• _Activity_
Restate the records that follow word for word; no pictures should appear.

[Entries from a dataset of interfaces]
'''
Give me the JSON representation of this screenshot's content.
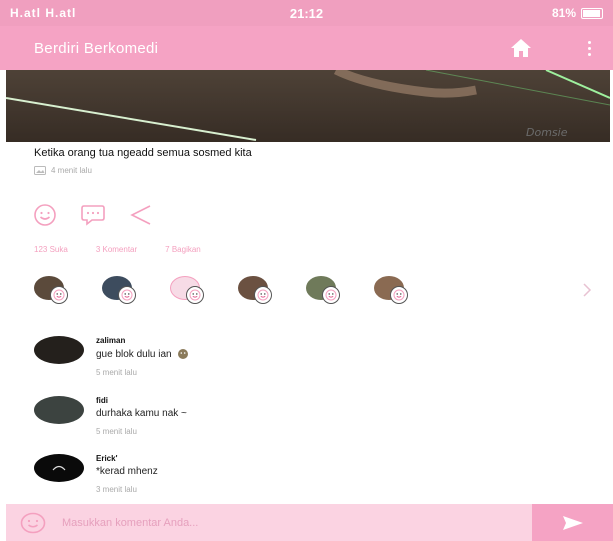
{
  "status_bar": {
    "signal_text": "H.atl H.atl",
    "time": "21:12",
    "battery_text": "81%"
  },
  "app_bar": {
    "title": "Berdiri Berkomedi"
  },
  "post": {
    "title": "Ketika orang tua ngeadd semua sosmed kita",
    "time": "4 menit lalu"
  },
  "stats": {
    "likes": "123 Suka",
    "comments": "3 Komentar",
    "shares": "7 Bagikan"
  },
  "comments": [
    {
      "name": "zaliman",
      "text": "gue blok dulu ian",
      "time": "5 menit lalu"
    },
    {
      "name": "fidi",
      "text": "durhaka kamu nak ~",
      "time": "5 menit lalu"
    },
    {
      "name": "Erick'",
      "text": "*kerad mhenz",
      "time": "3 menit lalu"
    }
  ],
  "composer": {
    "placeholder": "Masukkan komentar Anda..."
  },
  "colors": {
    "primary": "#f5a3c4",
    "status": "#f09fbf",
    "composer_bg": "#fbd3e2",
    "accent_text": "#f4a0bf"
  },
  "icons": {
    "home": "home-icon",
    "more": "more-vert-icon",
    "smile": "smile-icon",
    "comment": "comment-icon",
    "share": "share-icon",
    "send": "send-icon"
  }
}
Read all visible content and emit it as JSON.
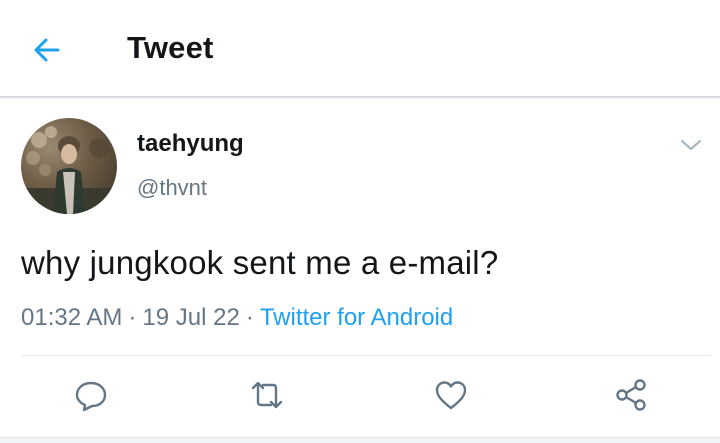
{
  "header": {
    "title": "Tweet",
    "back_icon": "arrow-left-icon",
    "accent_color": "#1da1f2"
  },
  "tweet": {
    "display_name": "taehyung",
    "handle": "@thvnt",
    "text": "why jungkook sent me a e-mail?",
    "time": "01:32 AM",
    "date": "19 Jul 22",
    "separator": "·",
    "source": "Twitter for Android"
  },
  "actions": [
    {
      "name": "reply",
      "icon": "reply-icon"
    },
    {
      "name": "retweet",
      "icon": "retweet-icon"
    },
    {
      "name": "like",
      "icon": "heart-icon"
    },
    {
      "name": "share",
      "icon": "share-icon"
    }
  ]
}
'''
• _Answer to this exercise_
Give me the JSON representation of this screenshot's content.
{
  "status_bar": {
    "signal_text": "H.atl H.atl",
    "time": "21:12",
    "battery_text": "81%"
  },
  "app_bar": {
    "title": "Berdiri Berkomedi"
  },
  "post": {
    "title": "Ketika orang tua ngeadd semua sosmed kita",
    "time": "4 menit lalu"
  },
  "stats": {
    "likes": "123 Suka",
    "comments": "3 Komentar",
    "shares": "7 Bagikan"
  },
  "comments": [
    {
      "name": "zaliman",
      "text": "gue blok dulu ian",
      "time": "5 menit lalu"
    },
    {
      "name": "fidi",
      "text": "durhaka kamu nak ~",
      "time": "5 menit lalu"
    },
    {
      "name": "Erick'",
      "text": "*kerad mhenz",
      "time": "3 menit lalu"
    }
  ],
  "composer": {
    "placeholder": "Masukkan komentar Anda..."
  },
  "colors": {
    "primary": "#f5a3c4",
    "status": "#f09fbf",
    "composer_bg": "#fbd3e2",
    "accent_text": "#f4a0bf"
  },
  "icons": {
    "home": "home-icon",
    "more": "more-vert-icon",
    "smile": "smile-icon",
    "comment": "comment-icon",
    "share": "share-icon",
    "send": "send-icon"
  }
}
Read all visible content and emit it as JSON.
{
  "header": {
    "title": "Tweet",
    "back_icon": "arrow-left-icon",
    "accent_color": "#1da1f2"
  },
  "tweet": {
    "display_name": "taehyung",
    "handle": "@thvnt",
    "text": "why jungkook sent me a e-mail?",
    "time": "01:32 AM",
    "date": "19 Jul 22",
    "separator": "·",
    "source": "Twitter for Android"
  },
  "actions": [
    {
      "name": "reply",
      "icon": "reply-icon"
    },
    {
      "name": "retweet",
      "icon": "retweet-icon"
    },
    {
      "name": "like",
      "icon": "heart-icon"
    },
    {
      "name": "share",
      "icon": "share-icon"
    }
  ]
}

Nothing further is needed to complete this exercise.